His teammates were excited to see him. Myself and a few other parents explained to him what a great example he was setting for the other players by coming out to support them…even helping out with water and giving his teammates pats on the back, and encouraging words. The best part was that he didn’t go out there with an attitude (can’t say the same for the ride in the car), but instead he supported his team enthusiastically! I’m so proud of him. 🙂
Natina Newsome (Baltimore,MD)
In 2011 My son Larry was diagnose with having a tumor in his salivary gland; which was removed a month 1/2 later and tested by three labs.
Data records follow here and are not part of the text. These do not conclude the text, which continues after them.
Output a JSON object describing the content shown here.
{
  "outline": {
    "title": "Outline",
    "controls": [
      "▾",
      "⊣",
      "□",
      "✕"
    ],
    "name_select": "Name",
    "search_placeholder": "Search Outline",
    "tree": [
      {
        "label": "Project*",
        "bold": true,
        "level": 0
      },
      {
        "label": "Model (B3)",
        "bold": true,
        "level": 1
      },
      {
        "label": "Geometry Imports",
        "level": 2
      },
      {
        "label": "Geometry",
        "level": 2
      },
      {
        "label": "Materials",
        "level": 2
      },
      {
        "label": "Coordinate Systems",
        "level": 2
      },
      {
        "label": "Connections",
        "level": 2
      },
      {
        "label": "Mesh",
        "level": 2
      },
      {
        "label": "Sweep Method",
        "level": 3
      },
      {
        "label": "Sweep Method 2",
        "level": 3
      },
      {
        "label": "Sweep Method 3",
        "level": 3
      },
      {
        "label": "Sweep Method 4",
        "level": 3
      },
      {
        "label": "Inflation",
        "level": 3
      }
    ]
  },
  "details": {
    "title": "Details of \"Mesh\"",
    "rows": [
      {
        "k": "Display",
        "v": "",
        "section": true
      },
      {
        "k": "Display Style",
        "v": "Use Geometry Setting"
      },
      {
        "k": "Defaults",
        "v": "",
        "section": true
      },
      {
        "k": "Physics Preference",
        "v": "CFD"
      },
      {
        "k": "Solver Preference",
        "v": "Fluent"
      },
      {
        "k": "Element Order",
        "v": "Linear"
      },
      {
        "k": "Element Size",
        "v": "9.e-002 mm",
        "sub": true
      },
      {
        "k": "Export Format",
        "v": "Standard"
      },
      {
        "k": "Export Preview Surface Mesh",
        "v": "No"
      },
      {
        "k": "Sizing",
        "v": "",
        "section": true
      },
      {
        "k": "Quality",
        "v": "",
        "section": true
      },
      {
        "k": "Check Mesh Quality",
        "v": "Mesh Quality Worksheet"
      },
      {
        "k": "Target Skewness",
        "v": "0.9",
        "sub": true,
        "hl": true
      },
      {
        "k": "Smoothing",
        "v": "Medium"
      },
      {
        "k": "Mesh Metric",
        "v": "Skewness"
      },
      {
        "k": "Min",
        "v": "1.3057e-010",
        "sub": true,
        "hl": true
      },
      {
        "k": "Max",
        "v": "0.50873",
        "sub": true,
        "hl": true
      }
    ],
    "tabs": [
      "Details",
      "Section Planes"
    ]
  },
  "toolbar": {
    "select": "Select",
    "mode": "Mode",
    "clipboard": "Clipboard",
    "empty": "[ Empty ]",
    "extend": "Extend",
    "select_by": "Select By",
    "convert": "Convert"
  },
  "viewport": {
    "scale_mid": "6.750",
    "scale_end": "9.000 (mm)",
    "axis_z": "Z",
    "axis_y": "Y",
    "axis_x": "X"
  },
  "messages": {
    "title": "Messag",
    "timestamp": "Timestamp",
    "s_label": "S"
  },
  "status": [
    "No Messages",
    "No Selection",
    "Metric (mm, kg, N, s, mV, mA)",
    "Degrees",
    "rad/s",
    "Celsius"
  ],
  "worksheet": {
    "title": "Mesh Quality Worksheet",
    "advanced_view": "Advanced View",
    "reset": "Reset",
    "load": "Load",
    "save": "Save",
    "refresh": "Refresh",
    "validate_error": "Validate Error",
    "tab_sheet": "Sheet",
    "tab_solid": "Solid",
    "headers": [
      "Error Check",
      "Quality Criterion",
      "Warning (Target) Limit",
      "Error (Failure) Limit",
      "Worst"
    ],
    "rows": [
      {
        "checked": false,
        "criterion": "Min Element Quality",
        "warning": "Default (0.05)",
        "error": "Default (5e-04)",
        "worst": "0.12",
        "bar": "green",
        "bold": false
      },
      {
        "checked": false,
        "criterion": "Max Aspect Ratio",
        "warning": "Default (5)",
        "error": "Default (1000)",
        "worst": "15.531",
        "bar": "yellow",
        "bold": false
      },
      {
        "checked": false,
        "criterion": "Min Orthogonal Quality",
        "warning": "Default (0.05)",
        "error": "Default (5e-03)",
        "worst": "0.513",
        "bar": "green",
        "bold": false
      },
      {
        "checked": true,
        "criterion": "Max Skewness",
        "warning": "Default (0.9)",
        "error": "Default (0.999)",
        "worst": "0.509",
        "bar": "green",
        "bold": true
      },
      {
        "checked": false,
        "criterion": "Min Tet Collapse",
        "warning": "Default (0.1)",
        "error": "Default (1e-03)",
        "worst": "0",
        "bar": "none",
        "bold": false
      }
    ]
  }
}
Two Labs couldn’t give a diagnoses the 3rd Diagnosed him with having follicular Lymphoma (Cancer). His ear nose and throat Doctor at Good Sam , Dr. Sohn hesitantly gave us the news with disbelief in his voice and with a apologetic body language ( your son has cancer) WOW! I felt at that moment I had to be strong .I didn’t want to breakdown ;with Donnell at my side as always , I turned to him he had an empty deflated look on his face . I asked what do we next? how could this happen ? ( Bad luck )we were told by Dr,Sohn this is a rare form Of cancer ( Damn what are the odds in that). I call his Pediatrician Dr.Beauchermen and she wasted no time, she gave me a diet for him and numbers to an Oncology clinic . We met with Dr Albert and Dr.P they explain exactly what will happen during the Chemo process with great detail. the treatment was suppose to last for 4 month we were done in 3, it was a rough 3 month with a lot of private tears, sleepless nights ,grey hairs and talking to friends at work (your not co- workers your friends); also talking to my family, crying randomly at times when I thought I was ready to be around others.rough and sour times just when you thought tomorrow will never come . Yesterday was the completions of his chemo !!!!! Thank you lord for the strength you gave to My son my family and my friends .
This type of cancer is 100% curable LYMPHOMA just like any other cancer if detected early . Take time out an pay attention to your kids if they tell you somethings not right with them pay attention get them checked you never know what may be the out come.
Thank you for your story Natina! 🙂